::: Exercise data

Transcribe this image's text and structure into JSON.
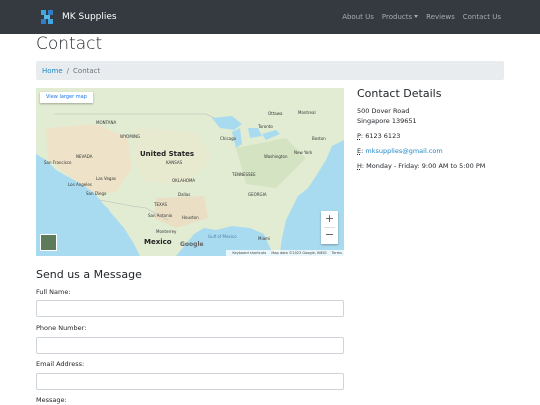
{
  "navbar": {
    "brand": "MK Supplies",
    "links": [
      {
        "label": "About Us"
      },
      {
        "label": "Products"
      },
      {
        "label": "Reviews"
      },
      {
        "label": "Contact Us"
      }
    ]
  },
  "page": {
    "title": "Contact"
  },
  "breadcrumb": {
    "home": "Home",
    "separator": "/",
    "current": "Contact"
  },
  "map": {
    "larger_map_button": "View larger map",
    "zoom_in": "+",
    "zoom_out": "−",
    "google": "Google",
    "attribution": {
      "shortcuts": "Keyboard shortcuts",
      "data": "Map data ©2023 Google, INEGI",
      "terms": "Terms"
    },
    "labels": {
      "country_us": "United States",
      "country_mexico": "Mexico",
      "gulf": "Gulf of Mexico",
      "ottawa": "Ottawa",
      "montreal": "Montreal",
      "toronto": "Toronto",
      "boston": "Boston",
      "chicago": "Chicago",
      "new_york": "New York",
      "washington": "Washington",
      "san_francisco": "San Francisco",
      "las_vegas": "Las Vegas",
      "los_angeles": "Los Angeles",
      "san_diego": "San Diego",
      "dallas": "Dallas",
      "houston": "Houston",
      "san_antonio": "San Antonio",
      "monterrey": "Monterrey",
      "miami": "Miami",
      "oklahoma": "OKLAHOMA",
      "wyoming": "WYOMING",
      "nevada": "NEVADA",
      "montana": "MONTANA",
      "kansas": "KANSAS",
      "texas": "TEXAS",
      "georgia": "GEORGIA",
      "tennessee": "TENNESSEE"
    }
  },
  "contact": {
    "title": "Contact Details",
    "address_line1": "500 Dover Road",
    "address_line2": "Singapore 139651",
    "phone_abbr": "P",
    "phone": "6123 6123",
    "email_abbr": "E",
    "email": "mksupplies@gmail.com",
    "hours_abbr": "H",
    "hours": "Monday - Friday: 9:00 AM to 5:00 PM"
  },
  "form": {
    "title": "Send us a Message",
    "full_name_label": "Full Name:",
    "phone_label": "Phone Number:",
    "email_label": "Email Address:",
    "message_label": "Message:"
  },
  "colors": {
    "navbar_bg": "#343a40",
    "link": "#1e88c8",
    "breadcrumb_bg": "#e9ecef",
    "water": "#a9dbf0",
    "land": "#e2ecd3"
  }
}
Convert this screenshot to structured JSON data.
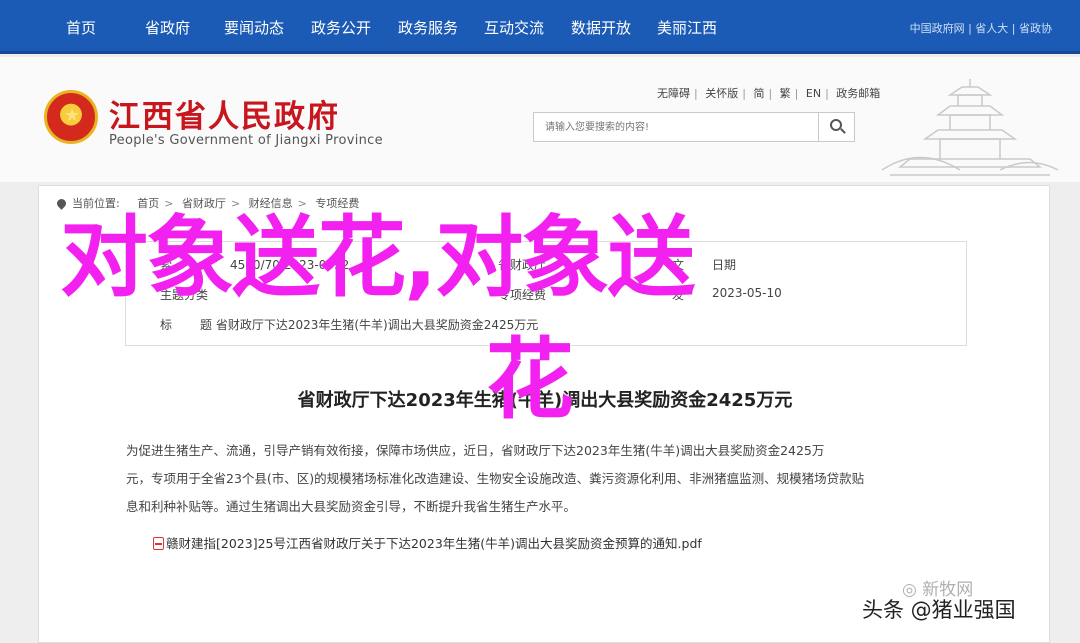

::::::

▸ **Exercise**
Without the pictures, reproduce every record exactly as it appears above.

▸ **Answer area**
Transcribe this image's text and structure into JSON.
{
  "navbar": {
    "brand": "MK Supplies",
    "links": [
      {
        "label": "About Us"
      },
      {
        "label": "Products"
      },
      {
        "label": "Reviews"
      },
      {
        "label": "Contact Us"
      }
    ]
  },
  "page": {
    "title": "Contact"
  },
  "breadcrumb": {
    "home": "Home",
    "separator": "/",
    "current": "Contact"
  },
  "map": {
    "larger_map_button": "View larger map",
    "zoom_in": "+",
    "zoom_out": "−",
    "google": "Google",
    "attribution": {
      "shortcuts": "Keyboard shortcuts",
      "data": "Map data ©2023 Google, INEGI",
      "terms": "Terms"
    },
    "labels": {
      "country_us": "United States",
      "country_mexico": "Mexico",
      "gulf": "Gulf of Mexico",
      "ottawa": "Ottawa",
      "montreal": "Montreal",
      "toronto": "Toronto",
      "boston": "Boston",
      "chicago": "Chicago",
      "new_york": "New York",
      "washington": "Washington",
      "san_francisco": "San Francisco",
      "las_vegas": "Las Vegas",
      "los_angeles": "Los Angeles",
      "san_diego": "San Diego",
      "dallas": "Dallas",
      "houston": "Houston",
      "san_antonio": "San Antonio",
      "monterrey": "Monterrey",
      "miami": "Miami",
      "oklahoma": "OKLAHOMA",
      "wyoming": "WYOMING",
      "nevada": "NEVADA",
      "montana": "MONTANA",
      "kansas": "KANSAS",
      "texas": "TEXAS",
      "georgia": "GEORGIA",
      "tennessee": "TENNESSEE"
    }
  },
  "contact": {
    "title": "Contact Details",
    "address_line1": "500 Dover Road",
    "address_line2": "Singapore 139651",
    "phone_abbr": "P",
    "phone": "6123 6123",
    "email_abbr": "E",
    "email": "mksupplies@gmail.com",
    "hours_abbr": "H",
    "hours": "Monday - Friday: 9:00 AM to 5:00 PM"
  },
  "form": {
    "title": "Send us a Message",
    "full_name_label": "Full Name:",
    "phone_label": "Phone Number:",
    "email_label": "Email Address:",
    "message_label": "Message:"
  },
  "colors": {
    "navbar_bg": "#343a40",
    "link": "#1e88c8",
    "breadcrumb_bg": "#e9ecef",
    "water": "#a9dbf0",
    "land": "#e2ecd3"
  }
}
Convert this screenshot to structured JSON data.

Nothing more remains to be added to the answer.